I think that Apple's biggest problem is releasing products without sufficient QA testing. You're seeing it with the 15" powerbook battery recall and the 4G iPod static issues. However, I think that Apple is very responsive towards their engineering failures.

Oh, and Ron, I would suggest turning the iBook around when you get it back and upgrading to a 12" Powerbook. The education discount provides a pretty good deal, and with the memory maxed out it works great.

Posted by: Chris at August 23, 2004 12:18 PM

I'm a bit late to the party here, but I'll toss my hat in anyway.

I've invoked the AppleCare warranty on my 12" PowerBook twice, once to replace a broken power adapter and once to get a replacement LCD screen due to a cluster of dead pixels that cropped up.

Funny enough, my last laptop was a PC, and it too happened to have developed dead pixels and a dead power adapter after just over a year. And those same things I didn't get replaced for free.

Between the slighly flimsy housing on my old machine and the bad power adapter, I probably dropped $300 to purchase replacement parts and a whole lot of headaches spent laboring over a dismantled laptop trying to fix it myself.

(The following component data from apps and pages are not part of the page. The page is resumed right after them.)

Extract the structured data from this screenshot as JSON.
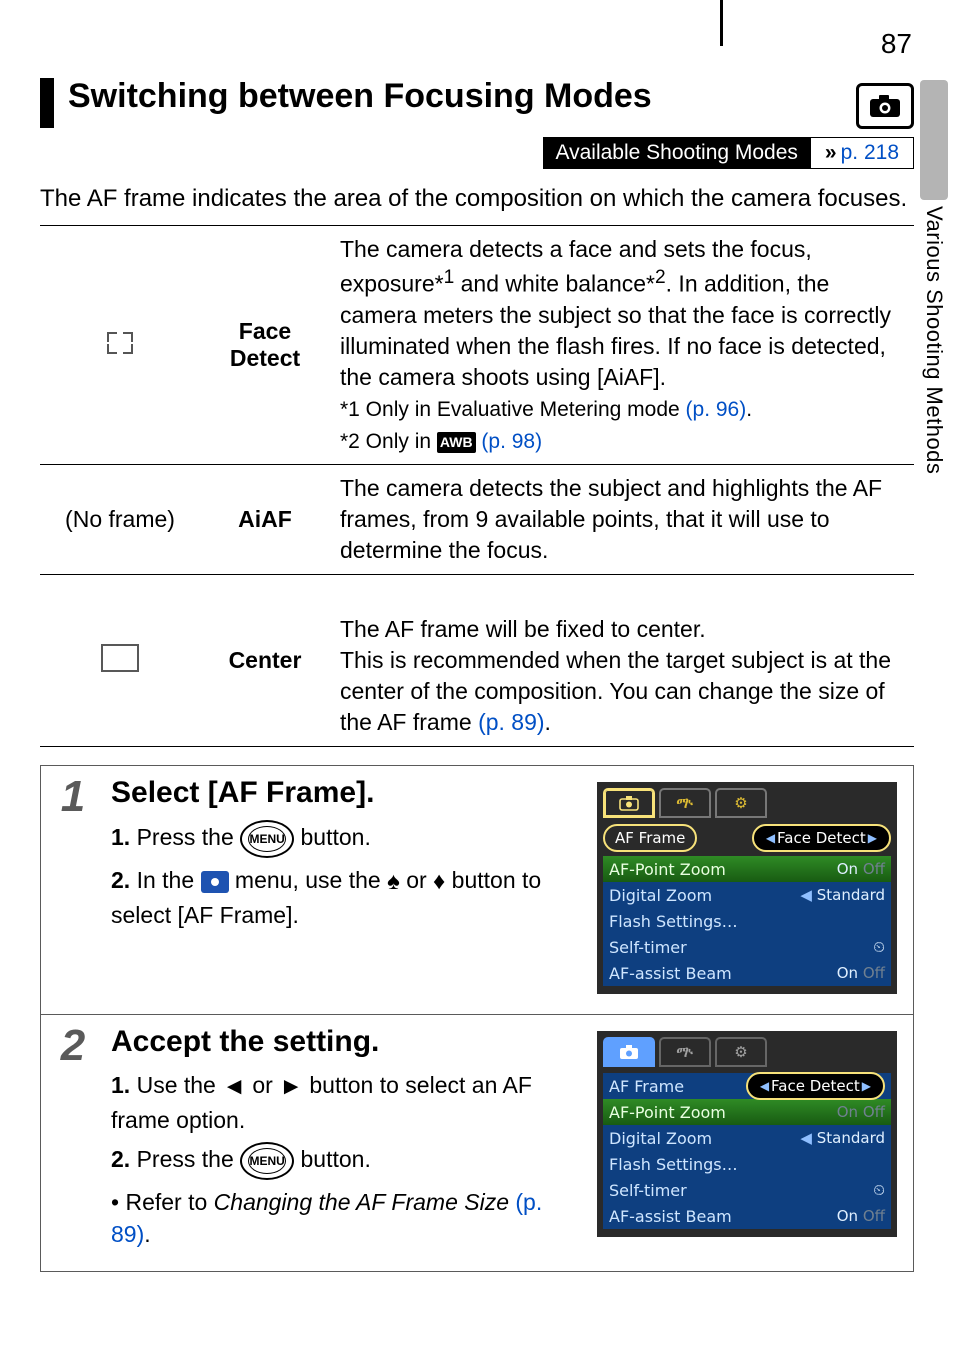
{
  "page_number": "87",
  "side_label": "Various Shooting Methods",
  "title": "Switching between Focusing Modes",
  "modes_bar": {
    "label": "Available Shooting Modes",
    "link": "p. 218"
  },
  "intro": "The AF frame indicates the area of the composition on which the camera focuses.",
  "table": {
    "rows": [
      {
        "icon_name": "face-detect-corners",
        "mode": "Face Detect",
        "desc_pre": "The camera detects a face and sets the focus, exposure*",
        "sup1": "1",
        "desc_mid": " and white balance*",
        "sup2": "2",
        "desc_post": ". In addition, the camera meters the subject so that the face is correctly illuminated when the flash fires. If no face is detected, the camera shoots using [AiAF].",
        "note1": "*1 Only in Evaluative Metering mode ",
        "note1_link": "(p. 96)",
        "note1_after": ".",
        "note2_pre": "*2 Only in ",
        "note2_icon": "AWB",
        "note2_link": " (p. 98)"
      },
      {
        "icon_name": "no-frame",
        "icon_text": "(No frame)",
        "mode": "AiAF",
        "desc": "The camera detects the subject and highlights the AF frames, from 9 available points, that it will use to determine the focus."
      },
      {
        "icon_name": "center-frame",
        "mode": "Center",
        "desc_pre": "The AF frame will be fixed to center.\nThis is recommended when the target subject is at the center of the composition. You can change the size of the AF frame ",
        "desc_link": "(p. 89)",
        "desc_after": "."
      }
    ]
  },
  "steps": [
    {
      "num": "1",
      "title": "Select [AF Frame].",
      "items": [
        {
          "n": "1.",
          "pre": "Press the ",
          "btn": "MENU",
          "post": " button."
        },
        {
          "n": "2.",
          "pre": "In the ",
          "menu_icon": true,
          "mid": " menu, use the ",
          "arrows": "ud",
          "post": " button to select [AF Frame]."
        }
      ],
      "lcd": {
        "variant": "v1",
        "tab_icons": [
          "camera",
          "tools",
          "settings"
        ],
        "rows": [
          {
            "key": "AF Frame",
            "value": "Face Detect",
            "style": "key-pill"
          },
          {
            "key": "AF-Point Zoom",
            "value_on": "On",
            "value_off": "Off",
            "style": "grn"
          },
          {
            "key": "Digital Zoom",
            "value": "Standard",
            "style": "blue",
            "chev": "l"
          },
          {
            "key": "Flash Settings…",
            "value": "",
            "style": "blue"
          },
          {
            "key": "Self-timer",
            "value_icon": "timer",
            "style": "blue"
          },
          {
            "key": "AF-assist Beam",
            "value_on": "On",
            "value_off": "Off",
            "style": "blue"
          }
        ]
      }
    },
    {
      "num": "2",
      "title": "Accept the setting.",
      "items": [
        {
          "n": "1.",
          "pre": "Use the ",
          "arrows": "lr",
          "post": " button to select an AF frame option."
        },
        {
          "n": "2.",
          "pre": "Press the ",
          "btn": "MENU",
          "post": " button."
        }
      ],
      "bullet": {
        "pre": "Refer to ",
        "ital": "Changing the AF Frame Size",
        "link": " (p. 89)",
        "after": "."
      },
      "lcd": {
        "variant": "v2",
        "tab_icons": [
          "camera",
          "tools",
          "settings"
        ],
        "rows": [
          {
            "key": "AF Frame",
            "value": "Face Detect",
            "style": "pill"
          },
          {
            "key": "AF-Point Zoom",
            "value_on": "On",
            "value_off": "Off",
            "style": "grn",
            "muted_on": true
          },
          {
            "key": "Digital Zoom",
            "value": "Standard",
            "style": "blue",
            "chev": "l"
          },
          {
            "key": "Flash Settings…",
            "value": "",
            "style": "blue"
          },
          {
            "key": "Self-timer",
            "value_icon": "timer",
            "style": "blue"
          },
          {
            "key": "AF-assist Beam",
            "value_on": "On",
            "value_off": "Off",
            "style": "blue"
          }
        ]
      }
    }
  ]
}
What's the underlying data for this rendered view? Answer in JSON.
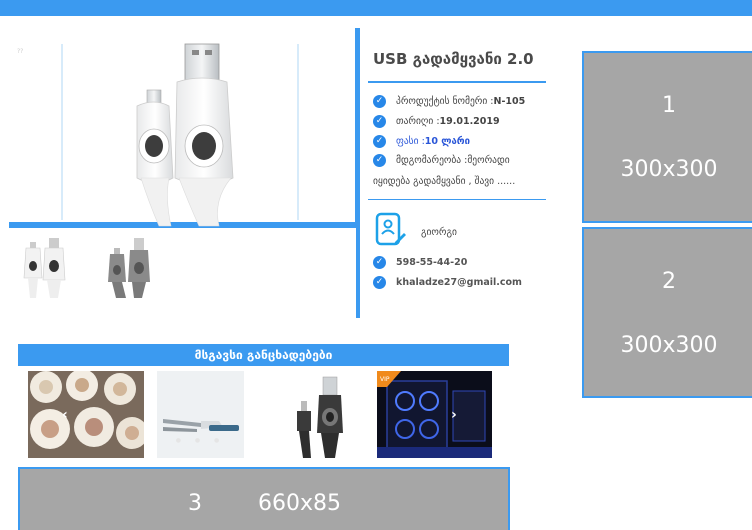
{
  "product": {
    "title": "USB გადამყვანი 2.0",
    "product_number": "პროდუქტის ნომერი : ",
    "product_number_value": "N-105",
    "date_label": "თარიღი : ",
    "date_value": "19.01.2019",
    "price_label": "ფასი : ",
    "price_value": "10 ლარი",
    "condition_label": "მდგომარეობა : ",
    "condition_value": "მეორადი",
    "desc_line2": "იყიდება გადამყვანი , შავი ......",
    "image_mark": "??"
  },
  "seller": {
    "name": "გიორგი",
    "phone": "598-55-44-20",
    "email": "khaladze27@gmail.com"
  },
  "ads": {
    "ad1_number": "1",
    "ad1_size": "300x300",
    "ad2_number": "2",
    "ad2_size": "300x300",
    "ad3_number": "3",
    "ad3_size": "660x85"
  },
  "similar": {
    "title": "მსგავსი განცხადებები",
    "vip_badge": "VIP"
  },
  "colors": {
    "accent": "#3b9af0",
    "check": "#2787e8",
    "ad_gray": "#a6a6a6"
  }
}
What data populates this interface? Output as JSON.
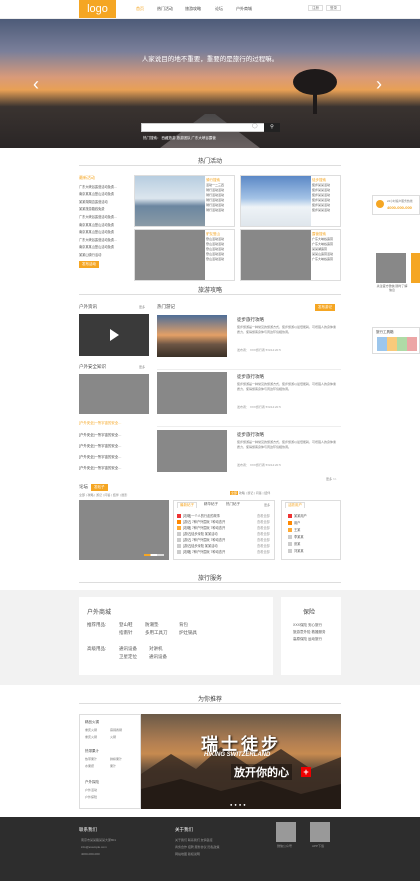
{
  "header": {
    "logo": "logo",
    "nav": [
      "首页",
      "热门活动",
      "旅游攻略",
      "论坛",
      "户外商城"
    ],
    "login": "注册",
    "register": "登录"
  },
  "banner": {
    "slogan": "人家说目的地不重要，重要的是旅行的过程嘛。",
    "search_placeholder": "",
    "hot_tags": "热门搜索：  西藏旅游   旅游团队   广东大峡谷露营"
  },
  "sections": {
    "hot": "热门活动",
    "strategy": "旅游攻略",
    "service": "旅行服务",
    "recommend": "为你推荐"
  },
  "hot": {
    "list_title": "最新活动",
    "list": [
      "广东大峡谷露营活动免费…",
      "南京某某山登山活动免费",
      "某某湖湖边露营活动",
      "某某旅游路线免费",
      "广东大峡谷露营活动免费…",
      "南京某某山登山活动免费",
      "南京某某山登山活动免费",
      "广东大峡谷露营活动免费…",
      "南京某某山登山活动免费",
      "某某山骑行活动"
    ],
    "list_btn": "发布活动",
    "cards": [
      {
        "title": "骑行搜索",
        "items": [
          "活动一二三四",
          "骑行活动活动",
          "骑行活动活动",
          "骑行活动活动",
          "骑行活动活动",
          "骑行活动活动"
        ]
      },
      {
        "title": "徒步搜索",
        "items": [
          "徒步某某活动",
          "徒步某某活动",
          "徒步某某活动",
          "徒步某某活动",
          "徒步某某活动",
          "徒步某某活动"
        ]
      },
      {
        "title": "驴友登山",
        "items": [
          "登山活动活动",
          "登山活动活动",
          "登山活动活动",
          "登山活动活动",
          "登山活动活动"
        ]
      },
      {
        "title": "露营搜索",
        "items": [
          "广东大峡谷露营",
          "广东大峡谷露营",
          "某某湖露营",
          "某某山露营活动",
          "广东大峡谷露营"
        ]
      }
    ]
  },
  "strategy": {
    "news_title": "户外资讯",
    "news_more": "更多",
    "safety_title": "户外安全知识",
    "safety_more": "更多",
    "tips_title": "热门游记",
    "publish": "发布游记",
    "safety_list": [
      "[户外安全]一所宇宙的安全…",
      "[户外安全]一所宇宙的安全…",
      "[户外安全]一所宇宙的安全…",
      "[户外安全]一所宇宙的安全…"
    ],
    "items": [
      {
        "title": "徒步旅行攻略",
        "desc": "徒步旅游是一种常见的旅游方式，徒步旅游以最低能耗，可增强人的身体素质力，使得旅客身体与周边环境相协调。",
        "meta": "发布者： XXX旅行者    5%/14:20  5"
      },
      {
        "title": "徒步旅行攻略",
        "desc": "徒步旅游是一种常见的旅游方式，徒步旅游以最低能耗，可增强人的身体素质力，使得旅客身体与周边环境相协调。",
        "meta": "发布者： XXX旅行者    5%/14:20  5"
      },
      {
        "title": "徒步旅行攻略",
        "desc": "徒步旅游是一种常见的旅游方式，徒步旅游以最低能耗，可增强人的身体素质力，使得旅客身体与周边环境相协调。",
        "meta": "发布者： XXX旅行者    5%/14:20  5"
      }
    ],
    "more_link": "更多 >>"
  },
  "forum": {
    "title": "论坛",
    "tag": "发帖子",
    "tabs": [
      "最新帖子",
      "精华帖子",
      "热门帖子"
    ],
    "more": "更多",
    "cats": [
      "全部",
      "攻略",
      "游记",
      "问答",
      "结伴",
      "摄影"
    ],
    "rows": [
      "[攻略]一个人的行走的故事",
      "[游记]  7种户外围玩  7种动态开",
      "[攻略]  7种户外围玩  7种动态开",
      "[游记]徒步深险 某某活动",
      "[游记]  7种户外围玩  7种动态开",
      "[游记]徒步深险 某某活动",
      "[攻略]  7种户外围玩  7种动态开",
      "[游记]徒步深险 某某活动"
    ],
    "row_time": "查看全部",
    "users_title": "活跃用户",
    "users": [
      "某某用户",
      "用户",
      "王某",
      "李某某",
      "张某",
      "刘某某",
      "用户名"
    ]
  },
  "service": {
    "mall_title": "户外商城",
    "rec_label": "推荐用品:",
    "rec_items": [
      "登山鞋",
      "防潮垫",
      "背包",
      "指南针",
      "多用工具刀",
      "炉灶锅具"
    ],
    "adv_label": "高级用品:",
    "adv_items": [
      "通讯设备",
      "对讲机",
      "卫星定位",
      "通讯设备"
    ],
    "ins_title": "保险",
    "ins_items": [
      "XXX保险 安心旅行",
      "旅游意外险 救援服务",
      "高原保险 运动旅行"
    ]
  },
  "recommend": {
    "list": [
      {
        "h": "精品火锅",
        "items": [
          "重庆火锅",
          "麻辣香锅",
          "重庆火锅",
          "火锅"
        ]
      },
      {
        "h": "热带果汁",
        "items": [
          "热带果汁",
          "鲜榨果汁",
          "水果捞",
          "果汁"
        ]
      },
      {
        "h": "户外探险",
        "items": [
          "户外活动",
          "户外探险"
        ]
      }
    ],
    "banner_cn": "瑞士徒步",
    "banner_en": "HIKING SWITZERLAND",
    "banner_sub": "放开你的心"
  },
  "footer": {
    "contact_title": "联系我们",
    "contact": [
      "南京市某某路某某大厦801",
      "info@example.com",
      "4000-000-000"
    ],
    "about_title": "关于我们",
    "about": [
      "关于我们  联系我们  友情链接",
      "商务合作  招聘  服务协议  隐私政策",
      "网站地图  版权说明"
    ],
    "qr1": "微信公众号",
    "qr2": "APP下载"
  },
  "float": {
    "phone_title": "24小时客户服务热线",
    "phone": "4000-000-000",
    "qr_text": "关注官方微信 随时了解信息",
    "weather_title": "旅行工具箱"
  },
  "colors": {
    "accent": "#f5a623",
    "dark": "#2d2d2d"
  }
}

I paid $249 for the 2-year warranty extension and spent $800 less on this computer than I did on my last laptop, so as far as I'm concerned I've come out pretty far ahead in a monetary sense. What "would" have gone dead already likely has, and I've got two years more of warranty coverage left on this in case anything decides to go out anyway.

The only gripe I had about the AppleCare service was that they sat on the computer for a few days at the Apple Store before sending it off to California for the work to get done. Even in spite of that, they overnight shipped it to my office per their standard policy and it was still back in my hands the day they had quoted me in the beginning.

Posted by: ben at August 23, 2004 11:48 PM